=== Problem to work on ===
All of the data is to be restated word for word.

=== Exercise input ===
########

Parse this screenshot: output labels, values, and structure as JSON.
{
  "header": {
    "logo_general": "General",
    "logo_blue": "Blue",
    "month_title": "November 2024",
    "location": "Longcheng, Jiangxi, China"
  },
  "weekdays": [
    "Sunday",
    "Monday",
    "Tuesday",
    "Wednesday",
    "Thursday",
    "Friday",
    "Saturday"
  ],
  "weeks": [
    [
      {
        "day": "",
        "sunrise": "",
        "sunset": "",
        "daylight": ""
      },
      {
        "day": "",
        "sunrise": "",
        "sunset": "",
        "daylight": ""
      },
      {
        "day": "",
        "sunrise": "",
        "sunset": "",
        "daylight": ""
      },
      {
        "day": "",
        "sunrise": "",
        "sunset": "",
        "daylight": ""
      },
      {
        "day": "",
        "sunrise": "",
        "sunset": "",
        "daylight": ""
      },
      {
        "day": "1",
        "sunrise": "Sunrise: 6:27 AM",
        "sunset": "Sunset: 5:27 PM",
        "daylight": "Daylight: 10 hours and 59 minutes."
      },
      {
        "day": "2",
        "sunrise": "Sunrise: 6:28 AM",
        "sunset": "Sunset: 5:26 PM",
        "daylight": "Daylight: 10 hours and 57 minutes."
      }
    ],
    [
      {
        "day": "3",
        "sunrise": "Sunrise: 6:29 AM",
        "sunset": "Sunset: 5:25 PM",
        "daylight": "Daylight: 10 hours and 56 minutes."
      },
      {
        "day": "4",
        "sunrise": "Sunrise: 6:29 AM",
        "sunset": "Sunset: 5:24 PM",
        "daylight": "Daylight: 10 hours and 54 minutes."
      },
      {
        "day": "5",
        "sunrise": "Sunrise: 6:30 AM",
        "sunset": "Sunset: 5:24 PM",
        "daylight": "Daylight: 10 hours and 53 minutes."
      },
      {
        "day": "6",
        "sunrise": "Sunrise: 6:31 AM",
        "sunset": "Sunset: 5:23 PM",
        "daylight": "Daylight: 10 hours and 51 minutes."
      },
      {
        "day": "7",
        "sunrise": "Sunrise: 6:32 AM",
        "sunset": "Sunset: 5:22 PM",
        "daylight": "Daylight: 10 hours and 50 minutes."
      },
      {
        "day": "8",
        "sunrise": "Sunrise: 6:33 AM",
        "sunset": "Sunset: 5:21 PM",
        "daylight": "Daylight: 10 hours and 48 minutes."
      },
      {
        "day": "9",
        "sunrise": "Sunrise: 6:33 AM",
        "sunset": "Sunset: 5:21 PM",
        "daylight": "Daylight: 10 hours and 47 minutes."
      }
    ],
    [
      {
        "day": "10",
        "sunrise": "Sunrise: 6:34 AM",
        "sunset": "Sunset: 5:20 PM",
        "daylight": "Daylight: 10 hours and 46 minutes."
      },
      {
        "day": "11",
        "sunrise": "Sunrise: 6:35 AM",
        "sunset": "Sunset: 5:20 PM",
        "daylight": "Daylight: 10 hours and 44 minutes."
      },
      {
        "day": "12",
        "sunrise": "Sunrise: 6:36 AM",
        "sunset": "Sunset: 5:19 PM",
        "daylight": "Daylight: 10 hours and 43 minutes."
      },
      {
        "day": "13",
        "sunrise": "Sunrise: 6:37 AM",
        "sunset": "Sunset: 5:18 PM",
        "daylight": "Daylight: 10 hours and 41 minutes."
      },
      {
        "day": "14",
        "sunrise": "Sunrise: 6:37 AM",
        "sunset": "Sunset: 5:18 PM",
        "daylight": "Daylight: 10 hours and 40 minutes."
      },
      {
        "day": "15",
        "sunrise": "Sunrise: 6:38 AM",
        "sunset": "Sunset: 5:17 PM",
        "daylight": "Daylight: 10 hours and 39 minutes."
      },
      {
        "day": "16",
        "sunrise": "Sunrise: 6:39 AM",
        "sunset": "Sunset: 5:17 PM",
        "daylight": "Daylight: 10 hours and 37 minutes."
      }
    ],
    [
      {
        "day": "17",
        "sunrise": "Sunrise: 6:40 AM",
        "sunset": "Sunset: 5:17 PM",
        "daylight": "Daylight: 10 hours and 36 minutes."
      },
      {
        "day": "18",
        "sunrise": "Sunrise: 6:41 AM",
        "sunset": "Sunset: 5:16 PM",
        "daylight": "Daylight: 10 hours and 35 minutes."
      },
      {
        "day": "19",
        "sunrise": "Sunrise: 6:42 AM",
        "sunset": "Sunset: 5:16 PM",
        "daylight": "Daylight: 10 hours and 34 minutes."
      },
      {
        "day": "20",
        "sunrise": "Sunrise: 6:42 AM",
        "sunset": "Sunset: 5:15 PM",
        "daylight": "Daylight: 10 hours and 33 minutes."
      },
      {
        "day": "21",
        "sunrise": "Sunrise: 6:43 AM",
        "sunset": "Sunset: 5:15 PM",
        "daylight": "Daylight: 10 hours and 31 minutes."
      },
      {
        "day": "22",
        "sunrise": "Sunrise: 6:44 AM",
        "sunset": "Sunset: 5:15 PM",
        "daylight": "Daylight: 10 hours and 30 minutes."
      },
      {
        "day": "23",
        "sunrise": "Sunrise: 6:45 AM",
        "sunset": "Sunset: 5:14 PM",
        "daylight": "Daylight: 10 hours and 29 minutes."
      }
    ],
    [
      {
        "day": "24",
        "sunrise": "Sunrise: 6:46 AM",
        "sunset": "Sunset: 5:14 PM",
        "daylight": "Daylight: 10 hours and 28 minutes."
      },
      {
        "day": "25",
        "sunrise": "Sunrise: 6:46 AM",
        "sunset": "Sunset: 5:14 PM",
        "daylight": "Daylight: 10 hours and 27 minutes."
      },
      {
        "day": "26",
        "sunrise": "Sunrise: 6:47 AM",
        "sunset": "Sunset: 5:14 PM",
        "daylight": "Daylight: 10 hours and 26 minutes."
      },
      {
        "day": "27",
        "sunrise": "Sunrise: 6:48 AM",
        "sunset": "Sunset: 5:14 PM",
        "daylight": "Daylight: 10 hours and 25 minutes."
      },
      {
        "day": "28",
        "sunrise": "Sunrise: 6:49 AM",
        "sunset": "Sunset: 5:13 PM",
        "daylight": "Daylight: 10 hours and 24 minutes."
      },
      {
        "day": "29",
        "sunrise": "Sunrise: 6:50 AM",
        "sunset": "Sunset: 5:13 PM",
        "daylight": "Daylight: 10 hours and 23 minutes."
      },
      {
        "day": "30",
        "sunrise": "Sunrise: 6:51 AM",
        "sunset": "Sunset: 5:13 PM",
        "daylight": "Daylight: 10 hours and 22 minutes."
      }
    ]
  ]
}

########

=== Exercise output ===
Parse this screenshot: output labels, values, and structure as JSON.
{
  "header": {
    "logo_general": "General",
    "logo_blue": "Blue",
    "month_title": "November 2024",
    "location": "Longcheng, Jiangxi, China"
  },
  "weekdays": [
    "Sunday",
    "Monday",
    "Tuesday",
    "Wednesday",
    "Thursday",
    "Friday",
    "Saturday"
  ],
  "weeks": [
    [
      {
        "day": "",
        "sunrise": "",
        "sunset": "",
        "daylight": ""
      },
      {
        "day": "",
        "sunrise": "",
        "sunset": "",
        "daylight": ""
      },
      {
        "day": "",
        "sunrise": "",
        "sunset": "",
        "daylight": ""
      },
      {
        "day": "",
        "sunrise": "",
        "sunset": "",
        "daylight": ""
      },
      {
        "day": "",
        "sunrise": "",
        "sunset": "",
        "daylight": ""
      },
      {
        "day": "1",
        "sunrise": "Sunrise: 6:27 AM",
        "sunset": "Sunset: 5:27 PM",
        "daylight": "Daylight: 10 hours and 59 minutes."
      },
      {
        "day": "2",
        "sunrise": "Sunrise: 6:28 AM",
        "sunset": "Sunset: 5:26 PM",
        "daylight": "Daylight: 10 hours and 57 minutes."
      }
    ],
    [
      {
        "day": "3",
        "sunrise": "Sunrise: 6:29 AM",
        "sunset": "Sunset: 5:25 PM",
        "daylight": "Daylight: 10 hours and 56 minutes."
      },
      {
        "day": "4",
        "sunrise": "Sunrise: 6:29 AM",
        "sunset": "Sunset: 5:24 PM",
        "daylight": "Daylight: 10 hours and 54 minutes."
      },
      {
        "day": "5",
        "sunrise": "Sunrise: 6:30 AM",
        "sunset": "Sunset: 5:24 PM",
        "daylight": "Daylight: 10 hours and 53 minutes."
      },
      {
        "day": "6",
        "sunrise": "Sunrise: 6:31 AM",
        "sunset": "Sunset: 5:23 PM",
        "daylight": "Daylight: 10 hours and 51 minutes."
      },
      {
        "day": "7",
        "sunrise": "Sunrise: 6:32 AM",
        "sunset": "Sunset: 5:22 PM",
        "daylight": "Daylight: 10 hours and 50 minutes."
      },
      {
        "day": "8",
        "sunrise": "Sunrise: 6:33 AM",
        "sunset": "Sunset: 5:21 PM",
        "daylight": "Daylight: 10 hours and 48 minutes."
      },
      {
        "day": "9",
        "sunrise": "Sunrise: 6:33 AM",
        "sunset": "Sunset: 5:21 PM",
        "daylight": "Daylight: 10 hours and 47 minutes."
      }
    ],
    [
      {
        "day": "10",
        "sunrise": "Sunrise: 6:34 AM",
        "sunset": "Sunset: 5:20 PM",
        "daylight": "Daylight: 10 hours and 46 minutes."
      },
      {
        "day": "11",
        "sunrise": "Sunrise: 6:35 AM",
        "sunset": "Sunset: 5:20 PM",
        "daylight": "Daylight: 10 hours and 44 minutes."
      },
      {
        "day": "12",
        "sunrise": "Sunrise: 6:36 AM",
        "sunset": "Sunset: 5:19 PM",
        "daylight": "Daylight: 10 hours and 43 minutes."
      },
      {
        "day": "13",
        "sunrise": "Sunrise: 6:37 AM",
        "sunset": "Sunset: 5:18 PM",
        "daylight": "Daylight: 10 hours and 41 minutes."
      },
      {
        "day": "14",
        "sunrise": "Sunrise: 6:37 AM",
        "sunset": "Sunset: 5:18 PM",
        "daylight": "Daylight: 10 hours and 40 minutes."
      },
      {
        "day": "15",
        "sunrise": "Sunrise: 6:38 AM",
        "sunset": "Sunset: 5:17 PM",
        "daylight": "Daylight: 10 hours and 39 minutes."
      },
      {
        "day": "16",
        "sunrise": "Sunrise: 6:39 AM",
        "sunset": "Sunset: 5:17 PM",
        "daylight": "Daylight: 10 hours and 37 minutes."
      }
    ],
    [
      {
        "day": "17",
        "sunrise": "Sunrise: 6:40 AM",
        "sunset": "Sunset: 5:17 PM",
        "daylight": "Daylight: 10 hours and 36 minutes."
      },
      {
        "day": "18",
        "sunrise": "Sunrise: 6:41 AM",
        "sunset": "Sunset: 5:16 PM",
        "daylight": "Daylight: 10 hours and 35 minutes."
      },
      {
        "day": "19",
        "sunrise": "Sunrise: 6:42 AM",
        "sunset": "Sunset: 5:16 PM",
        "daylight": "Daylight: 10 hours and 34 minutes."
      },
      {
        "day": "20",
        "sunrise": "Sunrise: 6:42 AM",
        "sunset": "Sunset: 5:15 PM",
        "daylight": "Daylight: 10 hours and 33 minutes."
      },
      {
        "day": "21",
        "sunrise": "Sunrise: 6:43 AM",
        "sunset": "Sunset: 5:15 PM",
        "daylight": "Daylight: 10 hours and 31 minutes."
      },
      {
        "day": "22",
        "sunrise": "Sunrise: 6:44 AM",
        "sunset": "Sunset: 5:15 PM",
        "daylight": "Daylight: 10 hours and 30 minutes."
      },
      {
        "day": "23",
        "sunrise": "Sunrise: 6:45 AM",
        "sunset": "Sunset: 5:14 PM",
        "daylight": "Daylight: 10 hours and 29 minutes."
      }
    ],
    [
      {
        "day": "24",
        "sunrise": "Sunrise: 6:46 AM",
        "sunset": "Sunset: 5:14 PM",
        "daylight": "Daylight: 10 hours and 28 minutes."
      },
      {
        "day": "25",
        "sunrise": "Sunrise: 6:46 AM",
        "sunset": "Sunset: 5:14 PM",
        "daylight": "Daylight: 10 hours and 27 minutes."
      },
      {
        "day": "26",
        "sunrise": "Sunrise: 6:47 AM",
        "sunset": "Sunset: 5:14 PM",
        "daylight": "Daylight: 10 hours and 26 minutes."
      },
      {
        "day": "27",
        "sunrise": "Sunrise: 6:48 AM",
        "sunset": "Sunset: 5:14 PM",
        "daylight": "Daylight: 10 hours and 25 minutes."
      },
      {
        "day": "28",
        "sunrise": "Sunrise: 6:49 AM",
        "sunset": "Sunset: 5:13 PM",
        "daylight": "Daylight: 10 hours and 24 minutes."
      },
      {
        "day": "29",
        "sunrise": "Sunrise: 6:50 AM",
        "sunset": "Sunset: 5:13 PM",
        "daylight": "Daylight: 10 hours and 23 minutes."
      },
      {
        "day": "30",
        "sunrise": "Sunrise: 6:51 AM",
        "sunset": "Sunset: 5:13 PM",
        "daylight": "Daylight: 10 hours and 22 minutes."
      }
    ]
  ]
}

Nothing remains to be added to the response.